The school board voted unanimously to retain Pacific Justice Institute for the nominal amount of $1.00, which is expected to save taxpayers tens of thousands of dollars in defense costs, according to a press release.

The FFRF, which claims 21,500 members nationwide and 3,360 among California's nearly 39 million population, brought suit in November on behalf of four plaintiffs (a student, two parents and a district employee) to challenge the school district's practice of opening board meetings with a prayer.

The lawsuit claims prayer represents a religious practice  that is "unconstitutional under both the federal and state constitutions" and asks the court to "permanently enjoin the board from any further school-sponsored religious exercises."

However, the school board disputes the FFRF's claim citing a 5-4 ruling in 2014 by the U.S. Supreme Court.

That decision in Town of Greece v. Galloway found the New York municipality's practice of opening meetings with prayer does not violate the Establishment Clause, but is consistent with the tradition long followed by Congress, state legislatures and even the Supreme Court.

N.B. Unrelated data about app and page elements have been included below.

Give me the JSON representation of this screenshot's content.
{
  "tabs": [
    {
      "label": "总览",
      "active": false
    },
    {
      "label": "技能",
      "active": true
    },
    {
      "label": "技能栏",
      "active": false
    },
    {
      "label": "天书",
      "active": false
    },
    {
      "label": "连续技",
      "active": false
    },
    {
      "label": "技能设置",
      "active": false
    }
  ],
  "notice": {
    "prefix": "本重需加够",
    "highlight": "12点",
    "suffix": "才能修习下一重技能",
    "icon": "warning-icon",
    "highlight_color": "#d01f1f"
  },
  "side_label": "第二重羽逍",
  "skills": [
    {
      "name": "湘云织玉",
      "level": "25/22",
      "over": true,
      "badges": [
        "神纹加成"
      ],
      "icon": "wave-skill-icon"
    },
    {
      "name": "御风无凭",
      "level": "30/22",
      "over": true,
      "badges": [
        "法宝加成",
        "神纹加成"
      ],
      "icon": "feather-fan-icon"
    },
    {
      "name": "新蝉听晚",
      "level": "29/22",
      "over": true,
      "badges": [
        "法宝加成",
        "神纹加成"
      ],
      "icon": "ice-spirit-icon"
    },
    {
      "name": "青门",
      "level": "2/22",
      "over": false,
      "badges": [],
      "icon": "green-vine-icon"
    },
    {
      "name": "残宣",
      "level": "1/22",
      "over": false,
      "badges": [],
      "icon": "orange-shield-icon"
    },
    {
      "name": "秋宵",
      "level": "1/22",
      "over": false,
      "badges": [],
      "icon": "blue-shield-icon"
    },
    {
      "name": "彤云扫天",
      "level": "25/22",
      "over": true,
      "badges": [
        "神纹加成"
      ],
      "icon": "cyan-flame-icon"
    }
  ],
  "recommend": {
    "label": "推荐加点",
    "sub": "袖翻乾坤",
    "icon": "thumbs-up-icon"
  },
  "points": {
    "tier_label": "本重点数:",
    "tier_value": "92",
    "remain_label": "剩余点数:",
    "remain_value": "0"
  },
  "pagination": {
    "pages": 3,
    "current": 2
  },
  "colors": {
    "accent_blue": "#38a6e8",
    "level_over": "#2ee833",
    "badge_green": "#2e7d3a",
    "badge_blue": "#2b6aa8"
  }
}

Justics Kennedy, writing for the majority, said prayers "delivered during the ceremonial portion of the town's meeting" are simply "recognition" that "many Americans deem that their own existence must be understood by precepts far beyond the authority of government" and "that willing participation in civic affairs can be consistent with a brief acknowledgment of their belief in a higher power, always with due respect for those who adhere to other beliefs."

The case is being heard by U.S. District Judge Jesus Bernal, an Obama appointee.